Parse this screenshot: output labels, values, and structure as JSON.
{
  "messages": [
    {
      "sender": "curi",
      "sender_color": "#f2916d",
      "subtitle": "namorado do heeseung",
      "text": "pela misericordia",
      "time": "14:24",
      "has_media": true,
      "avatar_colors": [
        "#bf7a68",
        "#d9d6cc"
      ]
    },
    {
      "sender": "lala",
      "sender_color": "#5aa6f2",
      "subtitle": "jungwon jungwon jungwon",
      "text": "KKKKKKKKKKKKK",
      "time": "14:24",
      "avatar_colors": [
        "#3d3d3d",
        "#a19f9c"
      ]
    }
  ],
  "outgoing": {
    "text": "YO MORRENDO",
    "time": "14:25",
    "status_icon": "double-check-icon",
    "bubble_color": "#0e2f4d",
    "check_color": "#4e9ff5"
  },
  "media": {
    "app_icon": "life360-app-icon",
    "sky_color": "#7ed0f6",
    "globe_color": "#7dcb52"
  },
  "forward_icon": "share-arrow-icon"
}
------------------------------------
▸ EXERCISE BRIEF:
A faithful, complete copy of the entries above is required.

▸ EXERCISE ANSWER:
Parse this screenshot: output labels, values, and structure as JSON.
{
  "messages": [
    {
      "sender": "curi",
      "sender_color": "#f2916d",
      "subtitle": "namorado do heeseung",
      "text": "pela misericordia",
      "time": "14:24",
      "has_media": true,
      "avatar_colors": [
        "#bf7a68",
        "#d9d6cc"
      ]
    },
    {
      "sender": "lala",
      "sender_color": "#5aa6f2",
      "subtitle": "jungwon jungwon jungwon",
      "text": "KKKKKKKKKKKKK",
      "time": "14:24",
      "avatar_colors": [
        "#3d3d3d",
        "#a19f9c"
      ]
    }
  ],
  "outgoing": {
    "text": "YO MORRENDO",
    "time": "14:25",
    "status_icon": "double-check-icon",
    "bubble_color": "#0e2f4d",
    "check_color": "#4e9ff5"
  },
  "media": {
    "app_icon": "life360-app-icon",
    "sky_color": "#7ed0f6",
    "globe_color": "#7dcb52"
  },
  "forward_icon": "share-arrow-icon"
}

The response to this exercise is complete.